Assimilation Urged




RIGA, Latvia -- The Organization for Security and Cooperation in Europe is urging members of Latvia's large Russian-speaking minority to take Latvian citizenship and learn the national language.


Since last August 15,000 to 18,000 of the 650,000 Russian speakers applied for naturalization, OSCE High Commissioner for National Minorities Max van der Stoel said Wednesday.


He gave no comparative figures but said the number of applicants had increased "considerably."


"But I still express the hope that more Russian speakers here will follow the example of those 15,000 and will also ? [start] the naturalization processso that they will become full citizens of this country," van der Stoel said.


He encouraged more Russians to learn Latvian. "They don't have to abandon their own language but it will be more convenient ? if they know the state language," he said.


The Russian-speaking minority has been a major source of friction in Riga's relations with Moscow, which accused the Baltic state of discrimination when it imposed restrictions on who could become citizens after it broke away from the Soviet Union in 1991.


In a referendum last year, voters overturned those limits, opening up naturalization procedures to anyone who passes a Latvian language test.

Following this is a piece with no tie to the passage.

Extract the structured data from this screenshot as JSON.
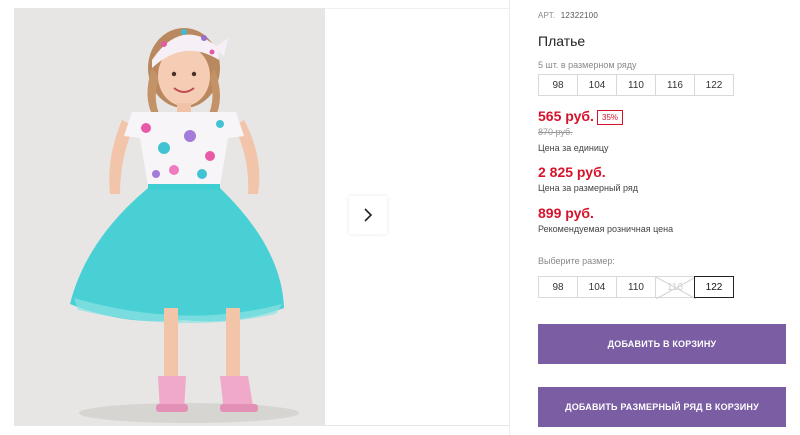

Latvian lawmakers this fall are to take up a language bill that President Vaira Vike-Freiberga returned to parliament last month amid concerns its provisions for compulsory use of Latvian in business were too restrictive.